The entire situation highlighted the fact that Warzone as an esport, absent accountability, is a place where certain content creators simply aren't safe to compete without fear of reprisal from hateful competitors and fans. It goes without saying that this undermines the fairness and legitimacy of the competition.
Without accountability, the esport can’t have competitive integrity either, since not everyone is safe to compete. So long as Warzone remains a space where it is accepted and allowed for competitors to directly harass and demean each other with no consequences, Warzone will not be taken seriously as a mainstream esport.
Challenge 3: Battle Royale broadcast production is hard... really hard
Beyond the integrity issues listed above, Warzone faces the same viewership challenges as many other battle royale esports. It is hard to follow a game with dozens of teams in it, especially in the early and mid-game, when it is hard to predict where the action is going to be. This is the biggest downside to private lobby tournaments, as mentioned previously.
Fortnite and PUBG were on the forefront of these challenges, with many of their early tournaments being widely considered to be failures, because of both logistical challenges and the game being very difficult to watch for spectators, with observers often missing key action. These issues continue today in Warzone, where there is rarely a centralized stream of the action at all, and when there is it is very difficult for observers to get it right.
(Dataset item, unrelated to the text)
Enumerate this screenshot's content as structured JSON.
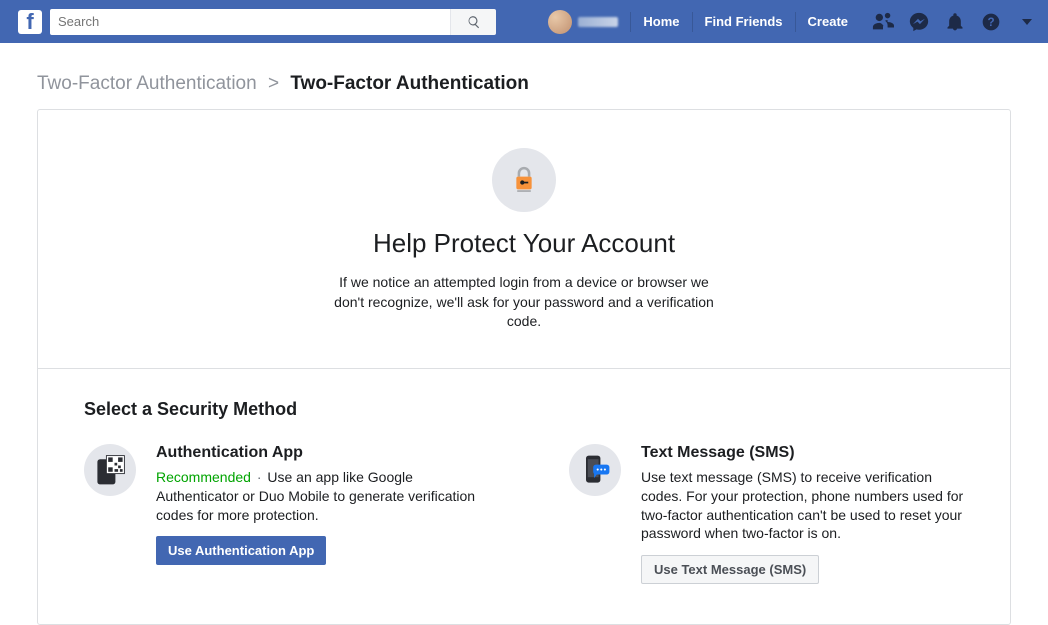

While this problem isn't quite as bad for kill races, it remains a struggle for broadcasts to show the right moments at the right time. There is just a lot of gambling involved.
So most people who watch Warzone competitions, whether it's a private lobby, kill race, or 2v2 format, end up watching through the streams of their favorite creator, taking away many of the more entertaining aspects of full-on esports broadcasts.
This doesn’t speak to the competition itself being bad, or even the competition failing to be entertaining. However, it does present the biggest challenge to Warzone becoming a more well-known and accepted esport and the scene itself reaching a more mainstream audience. So long as production is limited like this, with no centralized show, it's really hard for the esport as a whole to grow.
What does the future of Warzone esports look like?
The future of Warzone as a watchable esport is quite unclear. While all the challenges listed above are harming the reputation and potential of the Warzone esports scene, the popularity of the game and its community are undeniable. But if Warzone esports want to scale, the community needs to figure out how to ensure that everyone in the community is safe from harassment and abuse.
And tournament organizers across the board need to step up and create clear rules and processes for running their competitive events, and then faithfully abide by those rules and processes. Far too many Warzone tournaments have had their reputation destroyed by cheaters, false accusations of cheating, player harassment, and general logistical mismanagement.
Ideally, TOs and esports broadcasters will also continue to develop the broadcast techniques that will help elevate Warzone into a more watchable and easier-to-digest viewer experience. The solutions to these challenges are not simple, but the reward for solving them will pay dividends for the Warzone community.
If Warzone esports wants to play in the big kid's pool, it's going to have to prove that it can swim first.
Aaron is an esports reporter with a background in media, technology, and communication education.